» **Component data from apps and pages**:
========================
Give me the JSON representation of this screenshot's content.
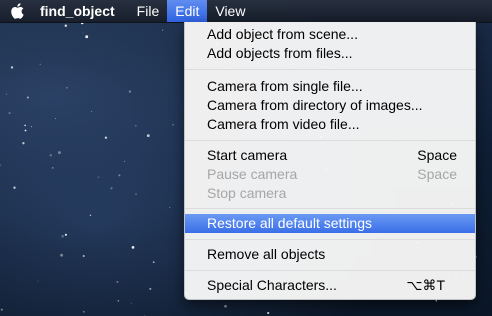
{
  "menubar": {
    "apple_icon": "apple-icon",
    "app_name": "find_object",
    "file_label": "File",
    "edit_label": "Edit",
    "view_label": "View"
  },
  "edit_menu": {
    "add_object_from_scene": "Add object from scene...",
    "add_objects_from_files": "Add objects from files...",
    "camera_from_single_file": "Camera from single file...",
    "camera_from_directory": "Camera from directory of images...",
    "camera_from_video": "Camera from video file...",
    "start_camera": "Start camera",
    "start_camera_shortcut": "Space",
    "pause_camera": "Pause camera",
    "pause_camera_shortcut": "Space",
    "stop_camera": "Stop camera",
    "restore_defaults": "Restore all default settings",
    "remove_all_objects": "Remove all objects",
    "special_characters": "Special Characters...",
    "special_characters_shortcut": "⌥⌘T"
  },
  "colors": {
    "highlight": "#3a6ee8",
    "menu_bg": "#f6f6f6",
    "disabled_text": "#a6a6a6"
  }
}
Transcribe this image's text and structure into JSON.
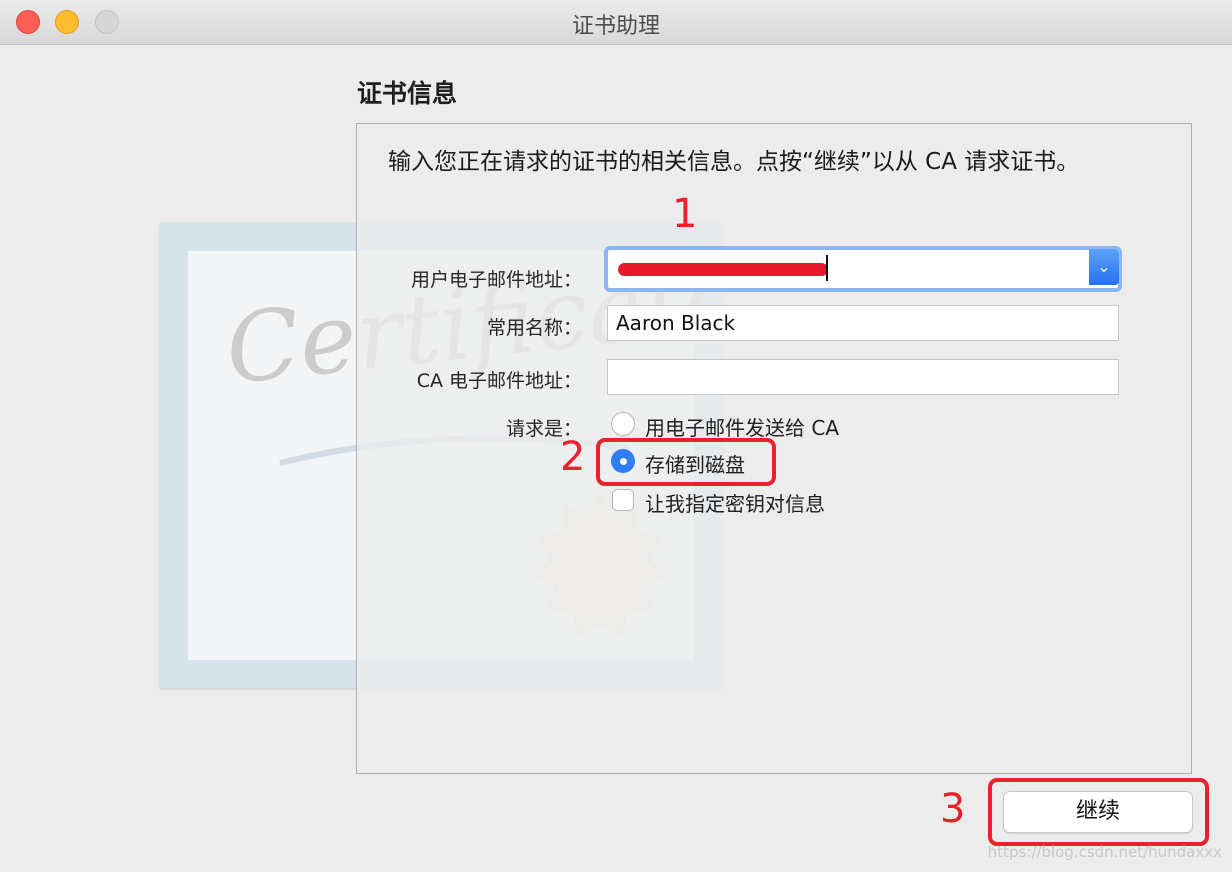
{
  "window": {
    "title": "证书助理"
  },
  "section": {
    "title": "证书信息",
    "intro": "输入您正在请求的证书的相关信息。点按“继续”以从 CA 请求证书。"
  },
  "form": {
    "email_label": "用户电子邮件地址：",
    "email_value": "",
    "common_name_label": "常用名称：",
    "common_name_value": "Aaron Black",
    "ca_email_label": "CA 电子邮件地址：",
    "ca_email_value": "",
    "request_label": "请求是：",
    "option_email_ca": "用电子邮件发送给 CA",
    "option_save_disk": "存储到磁盘",
    "option_specify_key": "让我指定密钥对信息",
    "selected_option": "存储到磁盘"
  },
  "buttons": {
    "continue": "继续"
  },
  "annotations": {
    "one": "1",
    "two": "2",
    "three": "3"
  },
  "art": {
    "certificate_text": "Certificate"
  },
  "watermark": "https://blog.csdn.net/hundaxxx",
  "colors": {
    "accent": "#2f7ef6",
    "annotation_red": "#e8222c"
  }
}
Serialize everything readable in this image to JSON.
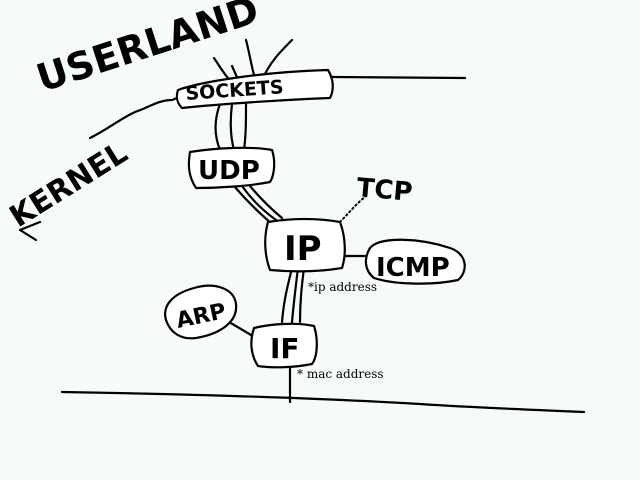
{
  "labels": {
    "userland": "USERLAND",
    "kernel": "KERNEL",
    "sockets": "SOCKETS",
    "udp": "UDP",
    "tcp": "TCP",
    "ip": "IP",
    "icmp": "ICMP",
    "arp": "ARP",
    "if": "IF"
  },
  "notes": {
    "ip_address": "*ip address",
    "mac_address": "* mac address"
  },
  "colors": {
    "ink": "#000000",
    "background": "#f7fbf8",
    "box_fill": "#ffffff"
  }
}
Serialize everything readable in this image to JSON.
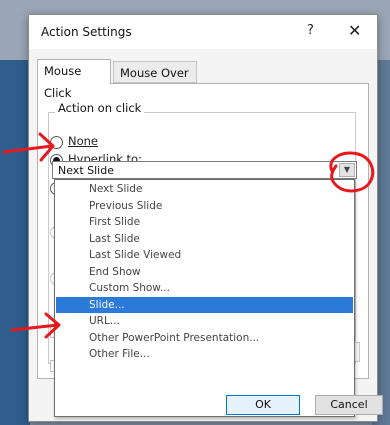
{
  "dialog": {
    "title": "Action Settings",
    "help_label": "?",
    "close_label": "✕",
    "tabs": [
      {
        "label": "Mouse Click",
        "active": true
      },
      {
        "label": "Mouse Over",
        "active": false
      }
    ],
    "group_label": "Action on click",
    "options": [
      {
        "label": "None",
        "checked": false
      },
      {
        "label": "Hyperlink to:",
        "checked": true
      }
    ],
    "hyperlink_value": "Next Slide",
    "dropdown_items": [
      "Next Slide",
      "Previous Slide",
      "First Slide",
      "Last Slide",
      "Last Slide Viewed",
      "End Show",
      "Custom Show...",
      "Slide...",
      "URL...",
      "Other PowerPoint Presentation...",
      "Other File..."
    ],
    "selected_item": "Slide...",
    "partially_hidden_label": "Hi",
    "ok_label": "OK",
    "cancel_label": "Cancel"
  },
  "colors": {
    "selection": "#2b79d8",
    "annotation": "#e8191e"
  }
}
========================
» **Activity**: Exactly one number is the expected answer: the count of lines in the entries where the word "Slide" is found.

» **Answer below**: 8